Disinter the Work of Theodore Schultz to Expose the International Public Real Estate Scam

Whatever they are called, the unrecognized government investments include its ever growing stake in human capital that in the 1960s won Theodore Schultz the Bank of Sweden Nobel Prize for Economics for his reappraisal of the reasons for the astoundingly rapid reconstruction of both Japan and Germany from the immense physical destruction suffered in WWII. He was one of hundreds of young economists sent by Washington to estimate the likely lapse of time before the two defeated countries could reappear as formidable competitors on world markets. Schultz concluded that the predictions of the American economists, including his own at the time – were so wide of the mark because they concentrated on the physical destruction and vastly underestimated the importance of the human capital: the high degree of education, skills and discipline of the work forces that came out of the war essentially intact. His conclusion: the most productive investment a country can make is in human capital. I remember the late former Governor of the Bank of Canada telling me that the Bank of Canada was so impressed by Schultz’s conclusion that he was invited to Canada to enlighten the central bank further about it. That indeed was a different era. Today Theodore Schultz is a forgotten name amongst economists.

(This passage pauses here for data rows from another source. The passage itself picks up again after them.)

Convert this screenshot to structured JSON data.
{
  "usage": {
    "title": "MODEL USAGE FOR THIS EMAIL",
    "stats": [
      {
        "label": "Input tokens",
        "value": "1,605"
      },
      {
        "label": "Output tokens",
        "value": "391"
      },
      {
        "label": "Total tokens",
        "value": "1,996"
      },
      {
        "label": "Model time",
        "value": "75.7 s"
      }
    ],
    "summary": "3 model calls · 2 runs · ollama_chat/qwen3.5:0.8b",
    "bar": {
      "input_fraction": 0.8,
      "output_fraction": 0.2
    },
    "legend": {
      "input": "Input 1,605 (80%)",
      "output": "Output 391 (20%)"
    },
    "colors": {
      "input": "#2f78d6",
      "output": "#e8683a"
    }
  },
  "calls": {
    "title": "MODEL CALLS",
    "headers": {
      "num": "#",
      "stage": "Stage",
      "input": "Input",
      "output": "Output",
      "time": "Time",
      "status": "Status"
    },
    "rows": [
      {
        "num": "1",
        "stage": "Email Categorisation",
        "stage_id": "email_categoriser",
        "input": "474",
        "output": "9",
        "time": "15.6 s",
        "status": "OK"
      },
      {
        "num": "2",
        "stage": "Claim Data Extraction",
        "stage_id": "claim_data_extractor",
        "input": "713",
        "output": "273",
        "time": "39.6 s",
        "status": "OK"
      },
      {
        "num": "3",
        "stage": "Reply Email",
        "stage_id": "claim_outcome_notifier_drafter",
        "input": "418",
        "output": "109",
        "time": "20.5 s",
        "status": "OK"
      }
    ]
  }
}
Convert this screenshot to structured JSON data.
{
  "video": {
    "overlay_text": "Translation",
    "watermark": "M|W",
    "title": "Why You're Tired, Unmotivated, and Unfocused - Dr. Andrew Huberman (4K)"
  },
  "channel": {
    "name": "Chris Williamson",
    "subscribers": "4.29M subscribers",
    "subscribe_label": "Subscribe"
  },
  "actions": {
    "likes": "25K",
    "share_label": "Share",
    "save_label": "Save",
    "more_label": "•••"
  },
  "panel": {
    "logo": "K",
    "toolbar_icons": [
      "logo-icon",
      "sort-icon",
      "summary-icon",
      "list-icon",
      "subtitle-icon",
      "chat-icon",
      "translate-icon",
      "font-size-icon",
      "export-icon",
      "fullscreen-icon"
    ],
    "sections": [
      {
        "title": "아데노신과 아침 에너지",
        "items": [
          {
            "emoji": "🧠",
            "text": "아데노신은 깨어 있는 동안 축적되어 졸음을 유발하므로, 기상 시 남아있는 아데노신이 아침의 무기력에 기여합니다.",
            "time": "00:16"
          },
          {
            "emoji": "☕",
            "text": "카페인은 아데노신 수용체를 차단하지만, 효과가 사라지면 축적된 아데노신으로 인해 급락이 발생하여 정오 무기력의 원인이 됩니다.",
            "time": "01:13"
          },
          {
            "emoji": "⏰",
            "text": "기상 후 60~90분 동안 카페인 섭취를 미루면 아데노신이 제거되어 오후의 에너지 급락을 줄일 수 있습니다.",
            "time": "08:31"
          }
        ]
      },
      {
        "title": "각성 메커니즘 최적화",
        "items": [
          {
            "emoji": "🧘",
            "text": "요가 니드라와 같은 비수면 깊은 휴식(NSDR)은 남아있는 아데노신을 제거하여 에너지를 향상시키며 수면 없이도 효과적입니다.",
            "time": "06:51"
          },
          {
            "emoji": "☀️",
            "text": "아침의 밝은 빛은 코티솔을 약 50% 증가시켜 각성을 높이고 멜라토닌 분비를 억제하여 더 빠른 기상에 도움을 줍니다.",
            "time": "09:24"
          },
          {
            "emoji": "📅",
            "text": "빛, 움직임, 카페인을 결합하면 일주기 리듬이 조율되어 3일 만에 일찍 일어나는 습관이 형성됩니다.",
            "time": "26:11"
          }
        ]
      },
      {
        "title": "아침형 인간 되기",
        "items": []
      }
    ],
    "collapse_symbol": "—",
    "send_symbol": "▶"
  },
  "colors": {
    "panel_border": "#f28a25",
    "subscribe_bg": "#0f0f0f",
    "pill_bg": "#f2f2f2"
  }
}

Whatever is not market-driven is likely to be dismissed by economists and governments as "externalities." Were it valued at its real worth – both the human and the physical investments – there is likely to be not only a balanced budget, but a surplus. But by the same logic, environmental conservation that should be but has not been made must be booked not as "fiscal prudence" but as a budgetary deficit. Accountancy tends to become the footstool of the economic interest in control of the government through the civil service.

We have often asked ourselves what form the next bailout of our deregulated and expansion-driven banks would take, now that the statutory reserves have been essentially exhausted on the previous bailout, and higher interest rates have shown their eventual destructive potential of the very banks. It is increasingly clear that the authors of government strategy in such matters – the high treasury civil servants – have asked the same question and decided that the wholesale despoliation of the public interest by corporative buccaneers is the answer.

Significantly The New York Times (01/12/06, "History for Sale: Needs Work France, Burdened by Upkeep, Puts Prime Properties on the Block" by Craig S. Smith) writes: "Paris – France is selling dozens of historic properties in Paris and in the provinces, using the proceeds to move the government bureaucrats into less expensive properties of Paris’s golden age. Foreigners, primarily American pension funds and private American firms, are the biggest buyers so far. For all their Gallic pride, the French seem happy to have anyone take the properties off the hands of the taxpayers."

The script could almost have been taken from the Toronto press, except that the government will not be staying as tenants because US corporations wish to occupy the properties. And there are more commissions and capital gains down the road to be earned with future tenancies of such properties left open. It would seem only a matter of time before the Louvre and arts contents is up for the highest bidder.

William Krehm

– from Economic Reform, March 2007